A statement from the United Nations Children’s Fund (UNICEF) said, in doing so, the Ministers from all members States are committing to concrete measures to protect children from the most damaging forms of abuse, by focusing on five priority areas: sexual, physical and emotional violence against children, including female genital mutilation and cutting (FGM/C); child marriage; child labour; civil registration and vital statistics; and children on the move.

The Forum by the ECOWAS Commission, the Strategic Framework was developed in collaboration with a Regional Child Protection Working Group comprised of United Nations agencies and international non-governmental organizations and networks.

"Almost nine out of 10 children in West Africa experience violent discipline. While child marriage exists throughout the continent, it is especially prevalent in West Africa, which hosts six out of the ten countries with the highest rates of child marriage in the world: about four in 10 young women in West Africa were married off as children. Less than one in two children in West Africa have a birth certificate, which is their basic right to an identity. In addition, the region is the theatre of complex migration routes where children are especially vulnerable to abuse and exploitation."

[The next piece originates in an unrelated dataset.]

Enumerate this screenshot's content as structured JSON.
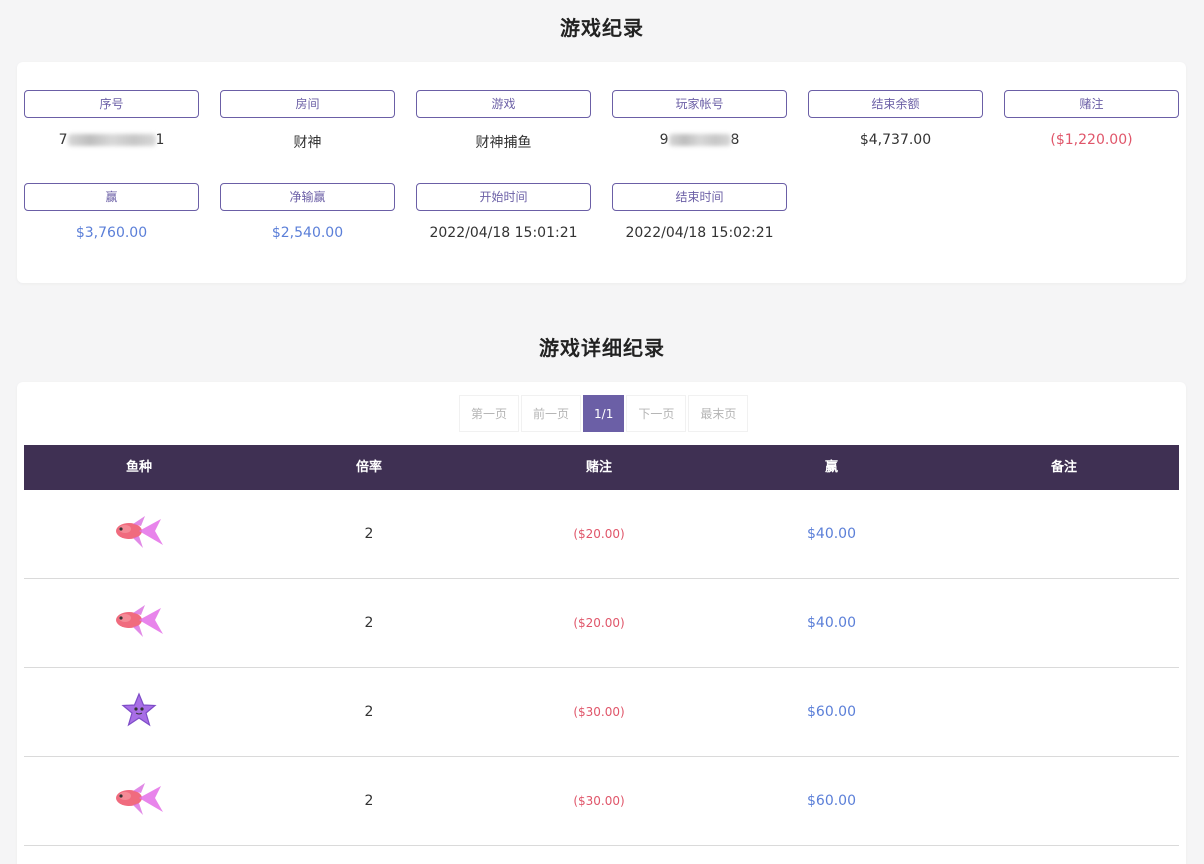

ECOWAS ‘ Commissioner for Social Affairs, Dr Fatimata Dia Sow said,  the Ministerial adoption marks a major step forward for the protection of children in our region adding that they stand together more strongly than ever to ensure children are safe and protected. 

"With the right framework, the right actions, the right resources and the right positive changes in attitudes and practices, we can ensure they have an opportunity to fully contribute to our societies.”

She added that strong child protection systems can ensure that no child falls between the cracks. "They provide the surest safeguards against child abuse, neglect, exploitation and other forms of violence through a concerted effort between formal and informal actors."

The Chair of the Regional Child Protection Working Group. Andrew Brooks said, in West Africa, urgent action is needed to address the acute vulnerabilities of children. 

“We count on the commitment shown by the Ministers being echoed and supported by the Heads of States and the First Ladies’ network in West Africa. We will continue to support States to strengthen services on the ground and the ECOWAS Commission in tracking accountabilities to commitments made here today.”

More Stories